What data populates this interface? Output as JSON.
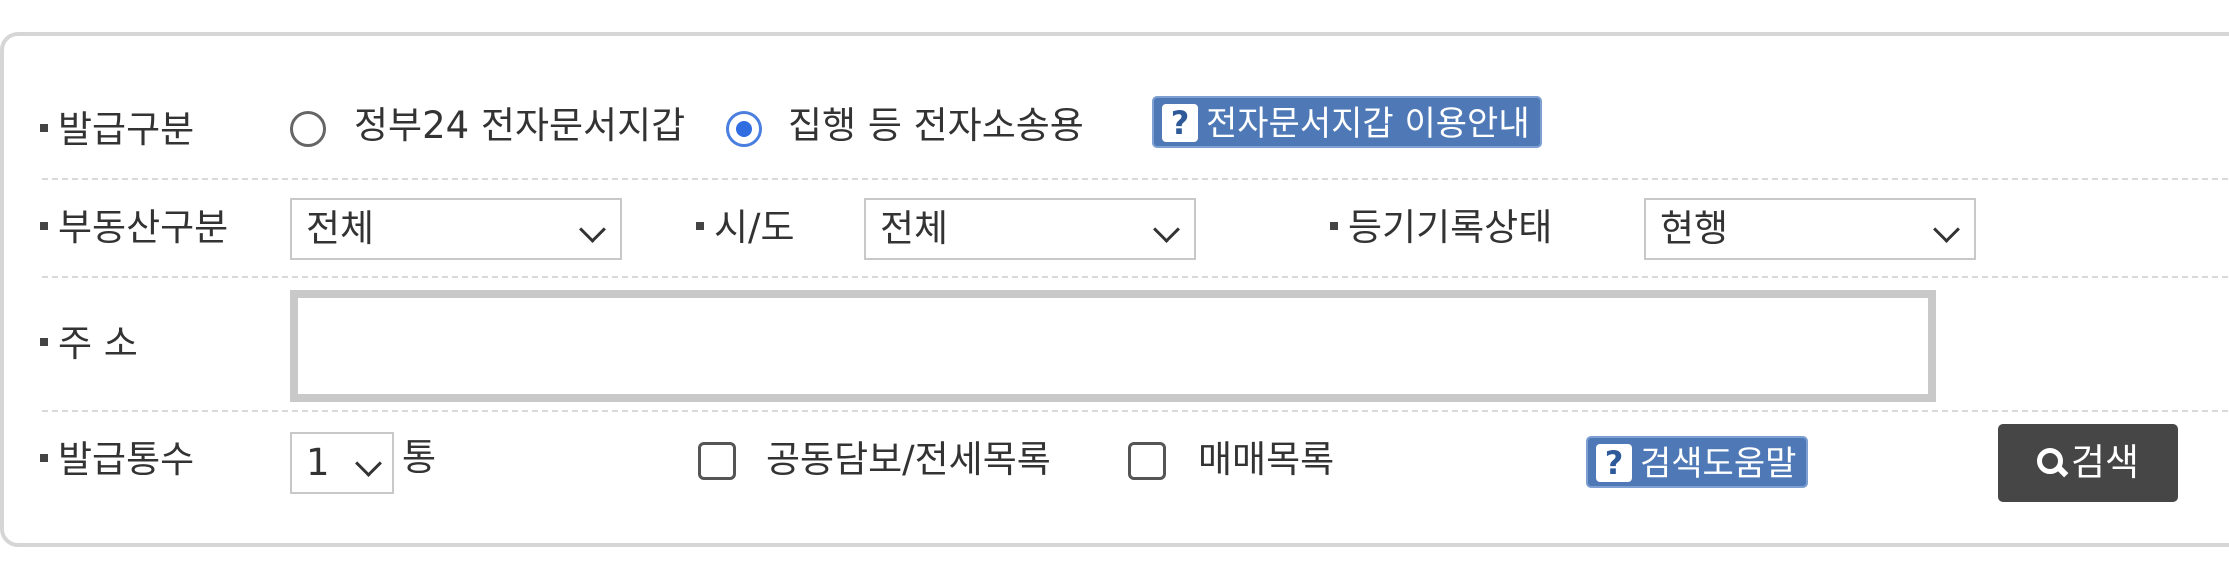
{
  "row1": {
    "label": "발급구분",
    "radio_options": [
      "정부24 전자문서지갑",
      "집행 등 전자소송용"
    ],
    "selected_index": 1,
    "help_button": "전자문서지갑 이용안내"
  },
  "row2": {
    "property_type": {
      "label": "부동산구분",
      "value": "전체"
    },
    "region": {
      "label": "시/도",
      "value": "전체"
    },
    "record_status": {
      "label": "등기기록상태",
      "value": "현행"
    }
  },
  "row3": {
    "label": "주 소",
    "address_value": ""
  },
  "row4": {
    "label": "발급통수",
    "count_value": "1",
    "count_unit": "통",
    "checkbox_joint": "공동담보/전세목록",
    "checkbox_trade": "매매목록",
    "help_button": "검색도움말",
    "search_button": "검색"
  },
  "colors": {
    "help_button_bg": "#4e79b6",
    "search_button_bg": "#464646",
    "radio_selected": "#2f6de0",
    "border": "#d6d6d6"
  },
  "icons": {
    "help": "question-mark-icon",
    "search": "magnifier-icon",
    "dropdown": "chevron-down-icon"
  }
}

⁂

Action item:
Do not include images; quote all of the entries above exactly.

Reply to the task:
What data populates this interface? Output as JSON.
{
  "row1": {
    "label": "발급구분",
    "radio_options": [
      "정부24 전자문서지갑",
      "집행 등 전자소송용"
    ],
    "selected_index": 1,
    "help_button": "전자문서지갑 이용안내"
  },
  "row2": {
    "property_type": {
      "label": "부동산구분",
      "value": "전체"
    },
    "region": {
      "label": "시/도",
      "value": "전체"
    },
    "record_status": {
      "label": "등기기록상태",
      "value": "현행"
    }
  },
  "row3": {
    "label": "주 소",
    "address_value": ""
  },
  "row4": {
    "label": "발급통수",
    "count_value": "1",
    "count_unit": "통",
    "checkbox_joint": "공동담보/전세목록",
    "checkbox_trade": "매매목록",
    "help_button": "검색도움말",
    "search_button": "검색"
  },
  "colors": {
    "help_button_bg": "#4e79b6",
    "search_button_bg": "#464646",
    "radio_selected": "#2f6de0",
    "border": "#d6d6d6"
  },
  "icons": {
    "help": "question-mark-icon",
    "search": "magnifier-icon",
    "dropdown": "chevron-down-icon"
  }
}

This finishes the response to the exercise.